» **Task to carry out**
Scan the entries below line by line and state how many lines contain the string "Thời", giving only the number.

═════ Data to use

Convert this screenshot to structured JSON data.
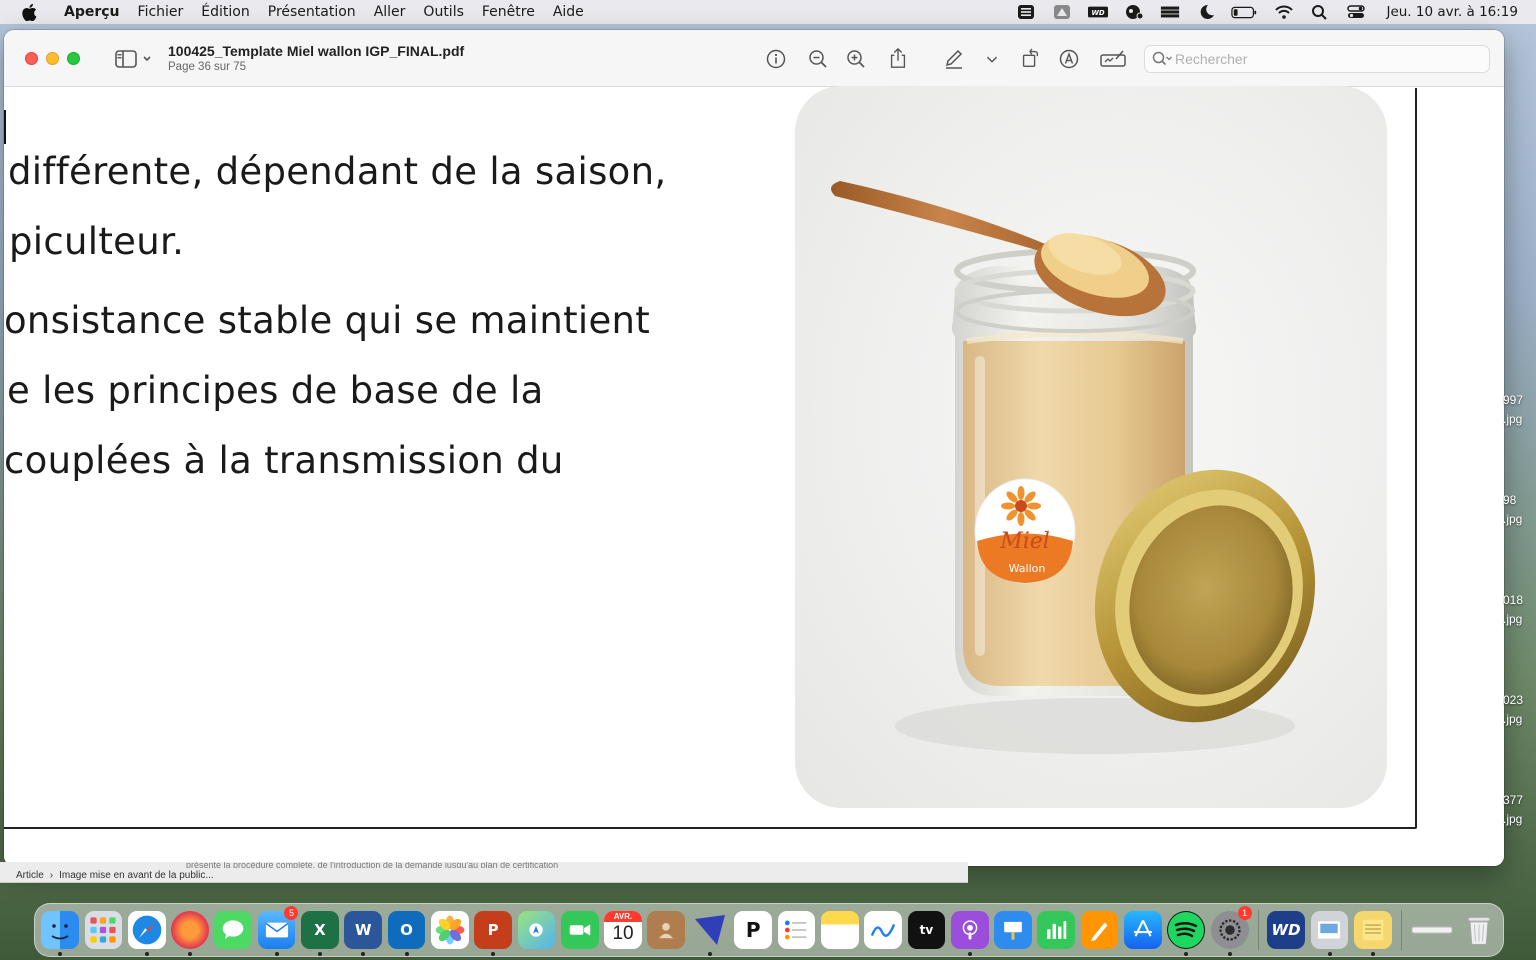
{
  "menubar": {
    "app_name": "Aperçu",
    "menus": [
      "Fichier",
      "Édition",
      "Présentation",
      "Aller",
      "Outils",
      "Fenêtre",
      "Aide"
    ],
    "clock": "Jeu. 10 avr. à 16:19",
    "status_icons": [
      "notes-menu-icon",
      "backup-drive-icon",
      "wd-drive-icon",
      "spy-helper-icon",
      "stack-icon",
      "do-not-disturb-moon-icon",
      "battery-icon",
      "wifi-icon",
      "spotlight-search-icon",
      "control-center-icon"
    ]
  },
  "window": {
    "doc_title": "100425_Template Miel wallon IGP_FINAL.pdf",
    "page_info": "Page 36 sur 75",
    "search_placeholder": "Rechercher"
  },
  "document": {
    "lines": [
      " différente, dépendant de la saison,",
      "piculteur.",
      "onsistance stable qui se maintient",
      "e les principes de base de la",
      "couplées à la transmission du"
    ],
    "photo": {
      "label_brand": "Miel",
      "label_sub": "Wallon",
      "colors": {
        "honey": "#e6c795",
        "lid_gold": "#b89a45",
        "label_orange": "#ec7a25",
        "spoon_wood": "#b8733a"
      }
    }
  },
  "background_window": {
    "ghost_text": "présente la procédure complète, de l'introduction de la demande jusqu'au plan de certification",
    "breadcrumb": [
      "Article",
      "Image mise en avant de la public..."
    ]
  },
  "desktop_files": [
    {
      "line1": "997",
      "line2": ".jpg"
    },
    {
      "line1": "98",
      "line2": ".jpg"
    },
    {
      "line1": "018",
      "line2": ".jpg"
    },
    {
      "line1": "023",
      "line2": ".jpg"
    },
    {
      "line1": "377",
      "line2": ".jpg"
    }
  ],
  "dock": {
    "calendar_month": "AVR.",
    "calendar_day": "10",
    "mail_badge": "5",
    "settings_badge": "1"
  }
}
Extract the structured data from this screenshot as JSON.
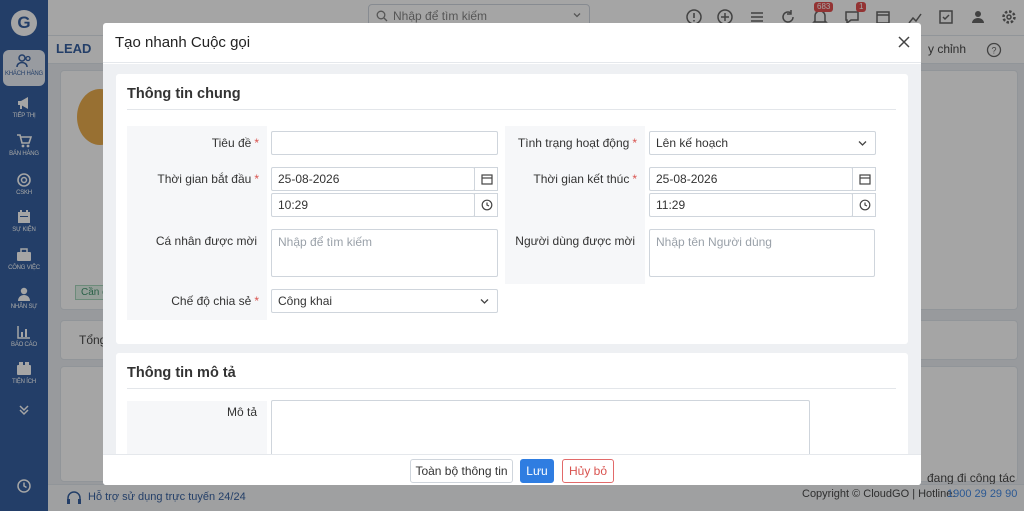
{
  "app": {
    "search_placeholder": "Nhập để tìm kiếm",
    "notification_count": "683",
    "message_count": "1",
    "breadcrumb": "LEAD",
    "adjust_label": "y chỉnh",
    "stage_tag": "Cần c",
    "tab_total": "Tổng",
    "right_snippet": "đang đi công tác"
  },
  "sidebar": {
    "items": [
      {
        "label": "KHÁCH HÀNG",
        "icon": "customers-icon"
      },
      {
        "label": "TIẾP THỊ",
        "icon": "megaphone-icon"
      },
      {
        "label": "BÁN HÀNG",
        "icon": "cart-icon"
      },
      {
        "label": "CSKH",
        "icon": "support-icon"
      },
      {
        "label": "SỰ KIỆN",
        "icon": "calendar-icon"
      },
      {
        "label": "CÔNG VIỆC",
        "icon": "briefcase-icon"
      },
      {
        "label": "NHÂN SỰ",
        "icon": "person-icon"
      },
      {
        "label": "BÁO CÁO",
        "icon": "report-icon"
      },
      {
        "label": "TIỆN ÍCH",
        "icon": "utility-icon"
      }
    ]
  },
  "modal": {
    "title": "Tạo nhanh Cuộc gọi",
    "general_section": "Thông tin chung",
    "description_section": "Thông tin mô tả",
    "fields": {
      "subject_label": "Tiêu đề",
      "subject_value": "",
      "status_label": "Tình trạng hoạt động",
      "status_value": "Lên kế hoạch",
      "start_label": "Thời gian bắt đầu",
      "start_date": "25-08-2026",
      "start_time": "10:29",
      "end_label": "Thời gian kết thúc",
      "end_date": "25-08-2026",
      "end_time": "11:29",
      "invitees_label": "Cá nhân được mời",
      "invitees_placeholder": "Nhập để tìm kiếm",
      "invited_users_label": "Người dùng được mời",
      "invited_users_placeholder": "Nhập tên Người dùng",
      "sharing_label": "Chế độ chia sẻ",
      "sharing_value": "Công khai",
      "description_label": "Mô tả",
      "description_value": ""
    },
    "buttons": {
      "full_info": "Toàn bộ thông tin",
      "save": "Lưu",
      "cancel": "Hủy bỏ"
    }
  },
  "footer": {
    "support_text": "Hỗ trợ sử dụng trực tuyến 24/24",
    "copyright": "Copyright © CloudGO | Hotline:",
    "hotline": "1900 29 29 90"
  },
  "colors": {
    "sidebar": "#1f4f96",
    "primary": "#2f7de1",
    "danger": "#d9534f"
  }
}
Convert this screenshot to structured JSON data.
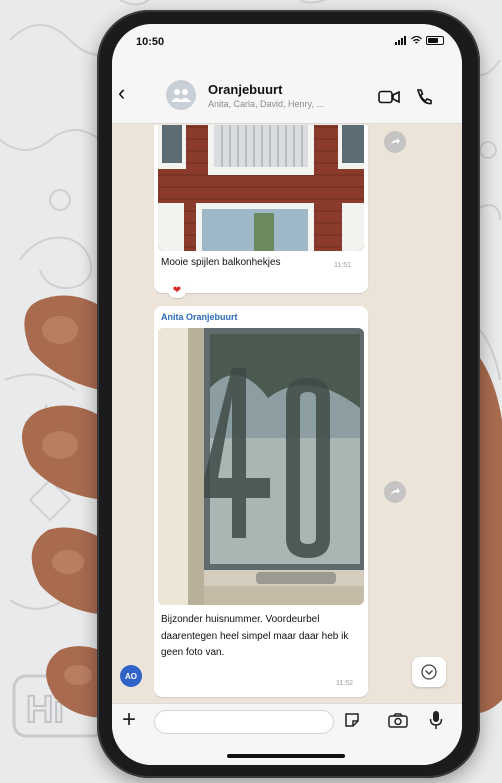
{
  "status": {
    "time": "10:50"
  },
  "header": {
    "group_name": "Oranjebuurt",
    "members": "Anita, Carla, David, Henry, ..."
  },
  "messages": [
    {
      "type": "image",
      "caption": "Mooie spijlen balkonhekjes",
      "time": "11:51",
      "reaction": "❤"
    },
    {
      "type": "image",
      "sender": "Anita Oranjebuurt",
      "caption": "Bijzonder huisnummer. Voordeurbel daarentegen heel simpel maar daar heb ik geen foto van.",
      "time": "11:52",
      "sender_initials": "AO"
    }
  ],
  "input": {
    "placeholder": ""
  },
  "colors": {
    "accent_blue": "#2f63c8",
    "sender_name": "#2d6cb5",
    "chat_bg": "#ece4d9"
  }
}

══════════

» **Task answer**
2